Just as everyone was coming to terms with the idea that the Indiana Pacers were good enough to hang with the Miami Heat in a tightly contested Eastern Conference Finals, LeBron James and Co. finally found their proverbial extra gear. The result was a decisive 114-96 Game 3 victory and the best top-to-bottom performance of Miami's 2013 playoff run.
It was as close to a perfect game as Miami has played all year.
James had a relatively quiet night from a statistical standpoint, finishing with "only" 22 points, four rebounds and three assists. But his dominant post performance against Paul George was a major key for the Heat. After spending the majority of the series handling the ball on the perimeter and at the elbows, LBJ went to work down low.
George didn't stand a chance.
James bullied George on the block, turning middle for jump hooks and spinning to his left for a flurry of easy lay-ins. Indy's general disdain for double-teams left George all alone on the much bigger James.

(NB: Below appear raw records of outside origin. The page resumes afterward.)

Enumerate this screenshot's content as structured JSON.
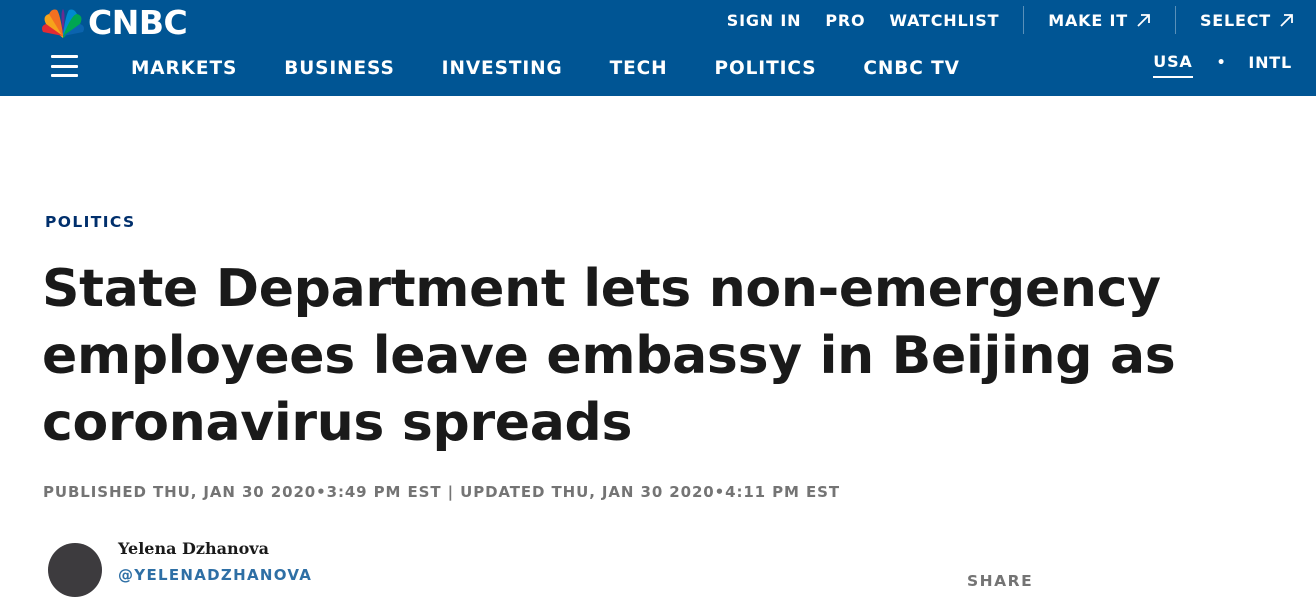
{
  "header": {
    "logo_text": "CNBC",
    "brand_color": "#005594",
    "top_links": [
      {
        "label": "SIGN IN"
      },
      {
        "label": "PRO"
      },
      {
        "label": "WATCHLIST"
      },
      {
        "label": "MAKE IT",
        "icon": "external-arrow-icon"
      },
      {
        "label": "SELECT",
        "icon": "external-arrow-icon"
      }
    ],
    "main_nav": [
      "MARKETS",
      "BUSINESS",
      "INVESTING",
      "TECH",
      "POLITICS",
      "CNBC TV"
    ],
    "region": {
      "selected": "USA",
      "separator": "•",
      "other": "INTL"
    }
  },
  "article": {
    "section": "POLITICS",
    "section_color": "#002f6c",
    "headline_lines": [
      "State Department lets non-emergency",
      "employees leave embassy in Beijing as",
      "coronavirus spreads"
    ],
    "published": "PUBLISHED THU, JAN 30 2020•3:49 PM EST",
    "divider": "|",
    "updated": "UPDATED THU, JAN 30 2020•4:11 PM EST",
    "author": {
      "name": "Yelena Dzhanova",
      "handle": "@YELENADZHANOVA"
    },
    "share_label": "SHARE"
  }
}
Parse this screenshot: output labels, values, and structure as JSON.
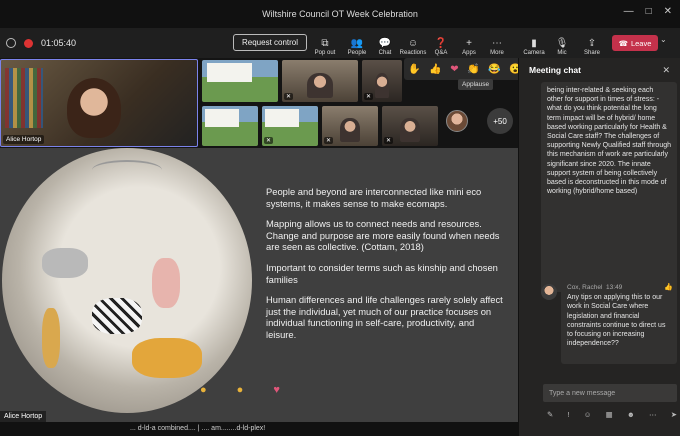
{
  "window": {
    "title": "Wiltshire Council OT Week Celebration",
    "controls": [
      "—",
      "□",
      "✕"
    ]
  },
  "toolbar": {
    "timer": "01:05:40",
    "request_control": "Request control",
    "buttons": [
      {
        "label": "Pop out",
        "icon": "popout-icon",
        "glyph": "⧉"
      },
      {
        "label": "People",
        "icon": "people-icon",
        "glyph": "👥"
      },
      {
        "label": "Chat",
        "icon": "chat-icon",
        "glyph": "💬"
      },
      {
        "label": "Reactions",
        "icon": "reactions-icon",
        "glyph": "☺"
      },
      {
        "label": "Q&A",
        "icon": "qa-icon",
        "glyph": "❓"
      },
      {
        "label": "Apps",
        "icon": "apps-icon",
        "glyph": "+"
      },
      {
        "label": "More",
        "icon": "more-icon",
        "glyph": "⋯"
      },
      {
        "label": "Camera",
        "icon": "camera-icon",
        "glyph": "▮"
      },
      {
        "label": "Mic",
        "icon": "mic-icon",
        "glyph": "🎙"
      },
      {
        "label": "Share",
        "icon": "share-icon",
        "glyph": "⇪"
      }
    ],
    "leave": "Leave"
  },
  "reactions": {
    "items": [
      "✋",
      "👍",
      "❤",
      "👏",
      "😂",
      "😮"
    ],
    "tooltip": "Applause"
  },
  "participants": {
    "main_name": "Alice Hortop",
    "more_count": "+50"
  },
  "slide": {
    "paragraphs": [
      "People and beyond are interconnected like mini eco systems, it makes sense to make ecomaps.",
      "Mapping allows us to connect needs and resources. Change and purpose are more easily found when needs are seen as collective. (Cottam, 2018)",
      "Important to consider terms such as kinship and chosen families",
      "Human differences and life challenges rarely solely affect just the individual, yet much of our practice focuses on individual functioning in self-care, productivity, and leisure."
    ],
    "presenter": "Alice Hortop"
  },
  "caption": "... d-ld-a combined.... | .... am........d-ld-plex!",
  "chat": {
    "title": "Meeting chat",
    "message1": "being inter-related & seeking each other for support in times of stress: - what do you think potential the long term impact will be of hybrid/ home based working particularly for Health & Social Care staff? The challenges of supporting Newly Qualified staff through this mechanism of work are particularly significant since 2020. The innate support system of being collectively based is deconstructed in this mode of working (hybrid/home based)",
    "message2": {
      "author": "Cox, Rachel",
      "time": "13:49",
      "text": "Any tips on applying this to our work in Social Care where legislation and financial constraints continue to direct us to focusing on increasing independence??"
    },
    "compose_placeholder": "Type a new message",
    "compose_tools": [
      "✎",
      "!",
      "☺",
      "▦",
      "☻",
      "⋯",
      "➤"
    ]
  },
  "colors": {
    "leave": "#c4314b",
    "accent": "#7b83eb",
    "panel": "#252423"
  }
}
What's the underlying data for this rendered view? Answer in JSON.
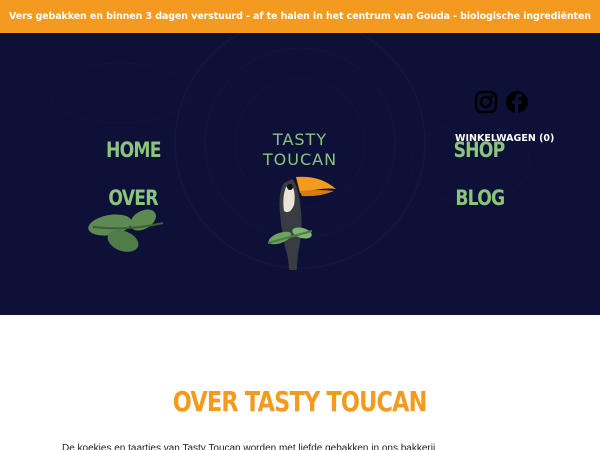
{
  "announcement": {
    "text": "Vers gebakken en binnen 3 dagen verstuurd - af te halen in het centrum van Gouda - biologische ingrediënten"
  },
  "nav": {
    "home": "HOME",
    "over": "OVER",
    "shop": "SHOP",
    "blog": "BLOG"
  },
  "logo": {
    "line1": "TASTY",
    "line2": "TOUCAN"
  },
  "header": {
    "cart_label": "WINKELWAGEN (0)",
    "social": [
      "instagram-icon",
      "facebook-icon"
    ]
  },
  "about": {
    "title": "OVER TASTY TOUCAN",
    "intro": "De koekjes en taartjes van Tasty Toucan worden met liefde gebakken in ons bakkerij"
  },
  "colors": {
    "accent_orange": "#f39a1f",
    "hero_navy": "#0d1037",
    "nav_green": "#8bc57c"
  }
}
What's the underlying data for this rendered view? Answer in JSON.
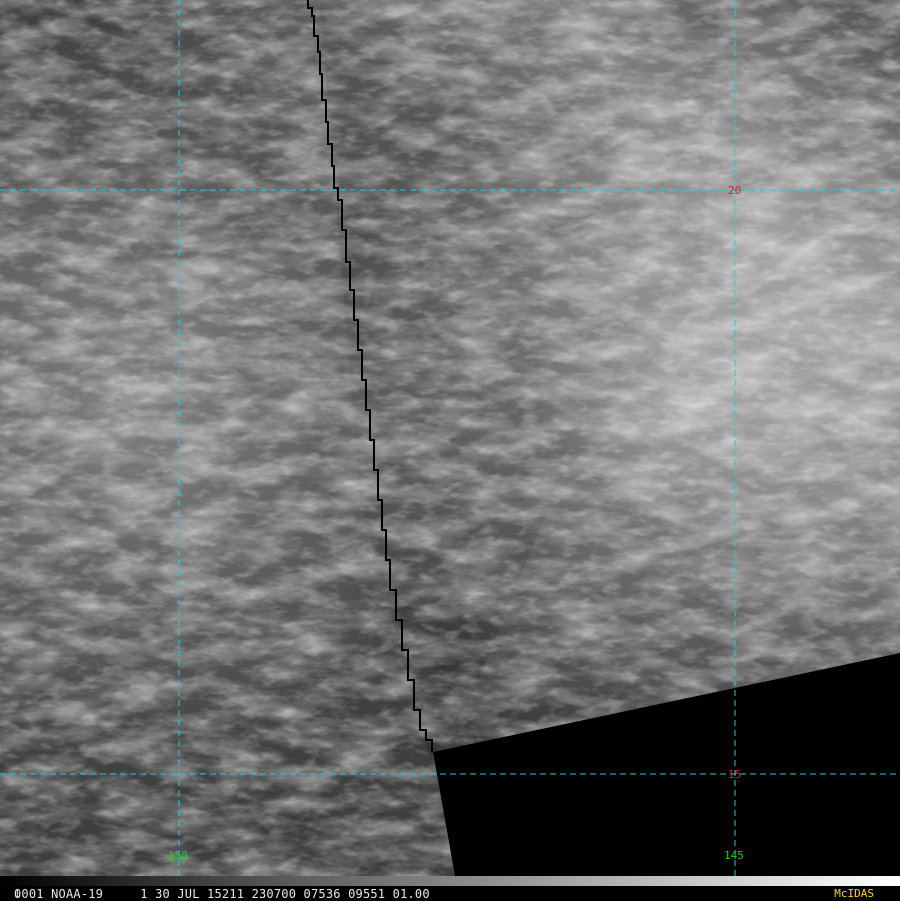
{
  "satellite_image": {
    "footer": {
      "frame_number": "1",
      "status_line": "0001 NOAA-19     1 30 JUL 15211 230700 07536 09551 01.00",
      "software_label": "McIDAS"
    },
    "latitude_labels": [
      "20",
      "15"
    ],
    "longitude_labels": [
      "150",
      "145"
    ],
    "colors": {
      "grid": "#19d0d6",
      "latitude_label": "#d02020",
      "longitude_label": "#20d020",
      "footer_highlight": "#ffd21e"
    }
  }
}
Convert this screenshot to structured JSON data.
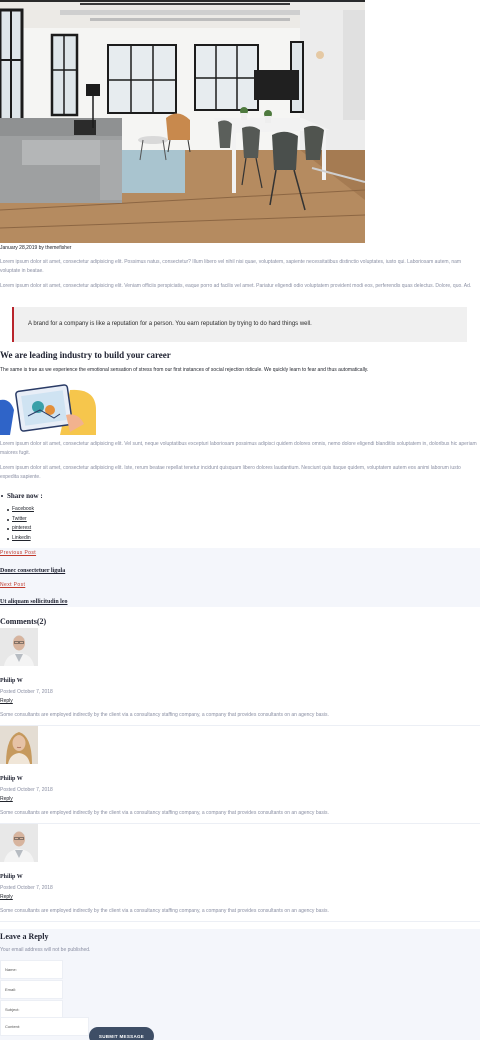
{
  "post": {
    "meta": "January 28,2019 by themefisher",
    "para1": "Lorem ipsum dolor sit amet, consectetur adipisicing elit. Possimus natus, consectetur? Illum libero vel nihil nisi quae, voluptatem, sapiente necessitatibus distinctio voluptates, iusto qui. Laboriosam autem, nam voluptate in beatae.",
    "para2": "Lorem ipsum dolor sit amet, consectetur adipisicing elit. Veniam officiis perspiciatis, eaque porro ad facilis vel amet. Pariatur eligendi odio voluptatem provident modi eos, perferendis quas delectus. Dolore, quo. Ad.",
    "quote": "A brand for a company is like a reputation for a person. You earn reputation by trying to do hard things well.",
    "heading": "We are leading industry to build your career",
    "lead": "The same is true as we experience the emotional sensation of stress from our first instances of social rejection ridicule. We quickly learn to fear and thus automatically.",
    "para3": "Lorem ipsum dolor sit amet, consectetur adipisicing elit. Vel sunt, neque voluptatibus excepturi laboriosam possimus adipisci quidem dolores omnis, nemo dolore eligendi blanditiis soluptatem in, doloribus hic aperiam maiores fugit.",
    "para4": "Lorem ipsum dolor sit amet, consectetur adipisicing elit. Iste, rerum beatae repellat tenetur incidunt quisquam libero dolores laudantium. Nesciunt quis itaque quidem, voluptatem autem eos animi laborum iusto expedita sapiente."
  },
  "share": {
    "title": "Share now :",
    "items": [
      "Facebook",
      "Twitter",
      "pinterest",
      "Linkedin"
    ]
  },
  "postnav": {
    "prev_label": "Previous Post",
    "prev_title": "Donec consectetuer ligula",
    "next_label": "Next Post",
    "next_title": "Ut aliquam sollicitudin leo"
  },
  "comments": {
    "title": "Comments(2)",
    "items": [
      {
        "name": "Philip W",
        "date": "Posted October 7, 2018",
        "reply": "Reply",
        "text": "Some consultants are employed indirectly by the client via a consultancy staffing company, a company that provides consultants on an agency basis."
      },
      {
        "name": "Philip W",
        "date": "Posted October 7, 2018",
        "reply": "Reply",
        "text": "Some consultants are employed indirectly by the client via a consultancy staffing company, a company that provides consultants on an agency basis."
      },
      {
        "name": "Philip W",
        "date": "Posted October 7, 2018",
        "reply": "Reply",
        "text": "Some consultants are employed indirectly by the client via a consultancy staffing company, a company that provides consultants on an agency basis."
      }
    ]
  },
  "reply_form": {
    "title": "Leave a Reply",
    "note": "Your email address will not be published.",
    "name_placeholder": "Name:",
    "email_placeholder": "Email:",
    "subject_placeholder": "Subject:",
    "content_placeholder": "Content:",
    "submit_label": "SUBMIT MESSAGE"
  },
  "colors": {
    "accent": "#c0392b",
    "heading": "#1e2130",
    "body_text": "#8a8fa3",
    "submit_bg": "#3e4e66"
  }
}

This was clearly a wrinkle for which the Pacers weren't prepared, and it was a big reason why the Heat put up a historically great offensive display in the first half.
Indiana was also probably surprised to see both of the other members of the Big Three show up at the same time. Throughout these playoffs, Dwyane Wade and Chris Bosh have each played well in spurts but almost never in the same game.
Wade got to the rim for a couple of impressive finishes and ended his night with an efficient 18 points on 8-of-14 shooting. Bosh buried a pair of triples in the first quarter and needed only 10 shots (and 24 minutes) to get his 15 points.
More importantly, though, the Heat got contributions from their reserves for the first time in the series.
Udonis Haslem hit eight of his nine shots, with five of his makes coming from a nearly identical spot on the left baseline. When he went to the bench, Chris Andersen took his place. The Birdman substituted well-timed cuts to the hole in place of Haslem's jumpers, but the result was the same—Roy Hibbert couldn't move his feet well enough to protect the rim against Miami's drives and recover in time to stop Miami's bigs from scoring.
Overall, the Heat shot 55 percent from the field, 86 percent from the line and simply refused to give the ball away, with just five turnovers.
It's not as though the Pacers played poorly, either. Sure, they missed some open shots and really hurt themselves by clanking 14 free throws (30-of-44). But Miami's defense deserves credit for putting the clamps on down the stretch.
Postgame overreactions have been the hallmark of this back-and-forth series, so it'd be foolish to pronounce the Pacers dead after just one blowout. But now that we've seen what the Heat can do when they get production from everyone, it certainly feels like the Pacers are in trouble.
All year long, the Heat have coasted, playing only as well as they needed in order to win games. Everyone suspected there was another gear they'd been saving for a critical time.
We've now seen that gear.
Looking ahead, the next question is: Will the San Antonio Spurs—Miami's likely opponent if they make the NBA Finals—be able to measure up to the Heat when they're playing their best?
The Spurs actually do share many of the qualities that have helped make the Pacers such a tricky matchup for the Heat. They've got plenty of size up front in Tim Duncan and Tiago Splitter, and their wings (Danny Green and Kawhi Leonard) are, collectively, at least as defensively sound as Indiana's are.
But the Spurs also have a few things the Pacers lack: championship experience, three future Hall of Famers and the best coach on planet Earth in Gregg Popovich. Watching the Spurs dismantle the Grizzlies as they have certainly makes it seem as though San Antonio is at least as dangerous as the Pacers.
But here's the thing—if the Heat continue to get solid production from their reserves, sustained defensive effort from the entire roster and a dominant showing from a determined LeBron James, nobody stands a chance against them.